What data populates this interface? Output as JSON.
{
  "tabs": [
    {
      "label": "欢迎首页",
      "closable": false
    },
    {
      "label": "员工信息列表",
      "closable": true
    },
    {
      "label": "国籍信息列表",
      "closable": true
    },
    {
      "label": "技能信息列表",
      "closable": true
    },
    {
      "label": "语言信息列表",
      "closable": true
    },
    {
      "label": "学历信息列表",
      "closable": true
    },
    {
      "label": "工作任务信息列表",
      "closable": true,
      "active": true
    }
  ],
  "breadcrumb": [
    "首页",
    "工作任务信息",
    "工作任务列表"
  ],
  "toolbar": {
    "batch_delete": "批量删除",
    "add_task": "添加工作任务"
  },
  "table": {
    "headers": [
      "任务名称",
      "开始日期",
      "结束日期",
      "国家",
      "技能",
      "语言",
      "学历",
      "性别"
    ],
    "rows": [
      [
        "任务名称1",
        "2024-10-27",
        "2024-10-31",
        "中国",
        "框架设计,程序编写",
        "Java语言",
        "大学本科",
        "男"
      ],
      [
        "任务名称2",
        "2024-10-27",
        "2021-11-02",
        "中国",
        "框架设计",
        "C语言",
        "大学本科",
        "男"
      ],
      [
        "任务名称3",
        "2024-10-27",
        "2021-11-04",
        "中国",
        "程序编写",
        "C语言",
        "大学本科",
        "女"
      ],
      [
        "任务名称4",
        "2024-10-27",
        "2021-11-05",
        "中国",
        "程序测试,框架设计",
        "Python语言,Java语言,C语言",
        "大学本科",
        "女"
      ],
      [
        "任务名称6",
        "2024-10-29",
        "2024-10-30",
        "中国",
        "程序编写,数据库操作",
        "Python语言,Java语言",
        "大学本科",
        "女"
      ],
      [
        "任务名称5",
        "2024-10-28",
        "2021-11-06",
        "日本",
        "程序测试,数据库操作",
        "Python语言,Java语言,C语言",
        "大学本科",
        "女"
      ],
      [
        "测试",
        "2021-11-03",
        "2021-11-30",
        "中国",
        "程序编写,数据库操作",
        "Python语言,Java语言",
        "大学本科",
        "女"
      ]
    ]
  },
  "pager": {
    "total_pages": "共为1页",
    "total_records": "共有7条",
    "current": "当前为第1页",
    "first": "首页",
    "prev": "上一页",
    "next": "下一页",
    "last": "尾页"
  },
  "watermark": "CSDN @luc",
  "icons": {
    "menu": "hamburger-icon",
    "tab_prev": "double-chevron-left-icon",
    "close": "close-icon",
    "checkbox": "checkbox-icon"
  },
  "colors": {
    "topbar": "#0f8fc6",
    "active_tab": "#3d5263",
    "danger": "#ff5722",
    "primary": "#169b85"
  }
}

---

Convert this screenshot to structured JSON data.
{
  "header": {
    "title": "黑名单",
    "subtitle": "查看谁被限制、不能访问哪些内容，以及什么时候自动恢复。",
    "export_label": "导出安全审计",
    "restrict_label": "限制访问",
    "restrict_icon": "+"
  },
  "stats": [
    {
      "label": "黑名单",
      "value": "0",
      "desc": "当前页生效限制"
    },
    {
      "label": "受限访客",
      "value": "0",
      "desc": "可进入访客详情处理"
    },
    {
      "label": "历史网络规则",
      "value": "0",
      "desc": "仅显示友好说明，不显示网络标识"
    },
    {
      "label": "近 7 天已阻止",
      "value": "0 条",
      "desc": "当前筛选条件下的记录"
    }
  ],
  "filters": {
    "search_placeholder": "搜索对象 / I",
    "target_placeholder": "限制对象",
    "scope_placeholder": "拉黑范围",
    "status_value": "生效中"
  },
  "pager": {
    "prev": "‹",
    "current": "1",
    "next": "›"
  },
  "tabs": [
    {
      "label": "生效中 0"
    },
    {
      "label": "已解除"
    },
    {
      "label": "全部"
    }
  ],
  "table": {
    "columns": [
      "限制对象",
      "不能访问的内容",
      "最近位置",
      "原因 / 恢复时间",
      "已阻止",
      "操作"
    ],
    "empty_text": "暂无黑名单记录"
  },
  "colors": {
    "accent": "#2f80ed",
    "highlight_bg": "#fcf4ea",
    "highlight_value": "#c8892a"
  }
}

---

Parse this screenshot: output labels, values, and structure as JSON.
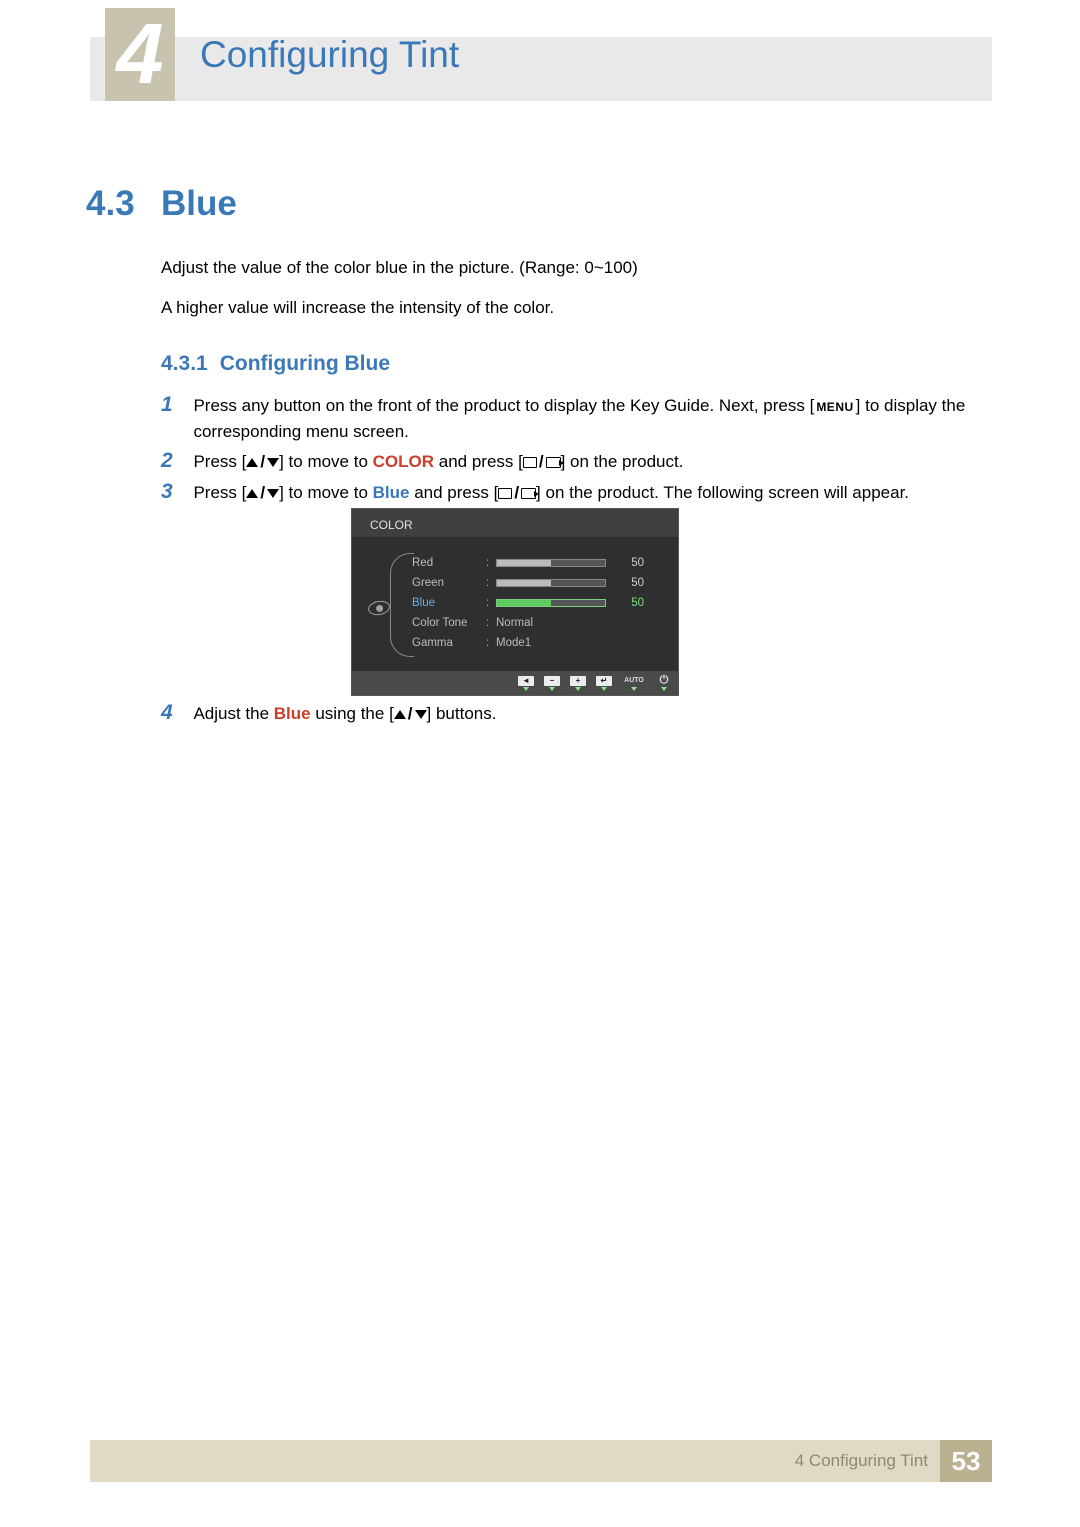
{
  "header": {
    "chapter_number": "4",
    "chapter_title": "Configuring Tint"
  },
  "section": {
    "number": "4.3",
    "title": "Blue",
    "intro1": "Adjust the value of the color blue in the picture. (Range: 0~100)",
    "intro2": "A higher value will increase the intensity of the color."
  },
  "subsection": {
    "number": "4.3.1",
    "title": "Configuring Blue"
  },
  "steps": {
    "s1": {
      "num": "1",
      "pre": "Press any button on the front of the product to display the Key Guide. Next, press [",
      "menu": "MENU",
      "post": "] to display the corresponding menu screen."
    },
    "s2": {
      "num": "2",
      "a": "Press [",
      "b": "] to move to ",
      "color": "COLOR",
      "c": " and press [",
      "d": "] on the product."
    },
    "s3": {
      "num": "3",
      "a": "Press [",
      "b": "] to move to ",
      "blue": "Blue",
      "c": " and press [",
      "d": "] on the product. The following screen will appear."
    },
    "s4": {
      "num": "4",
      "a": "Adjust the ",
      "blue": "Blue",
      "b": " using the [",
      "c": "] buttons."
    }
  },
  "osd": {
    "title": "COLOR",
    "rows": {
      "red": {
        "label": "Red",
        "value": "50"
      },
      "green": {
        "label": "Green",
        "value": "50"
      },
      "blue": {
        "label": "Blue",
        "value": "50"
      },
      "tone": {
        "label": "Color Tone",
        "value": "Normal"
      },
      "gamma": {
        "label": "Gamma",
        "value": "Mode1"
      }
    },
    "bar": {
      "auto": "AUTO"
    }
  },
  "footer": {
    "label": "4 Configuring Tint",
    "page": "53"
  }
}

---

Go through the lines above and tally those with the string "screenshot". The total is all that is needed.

2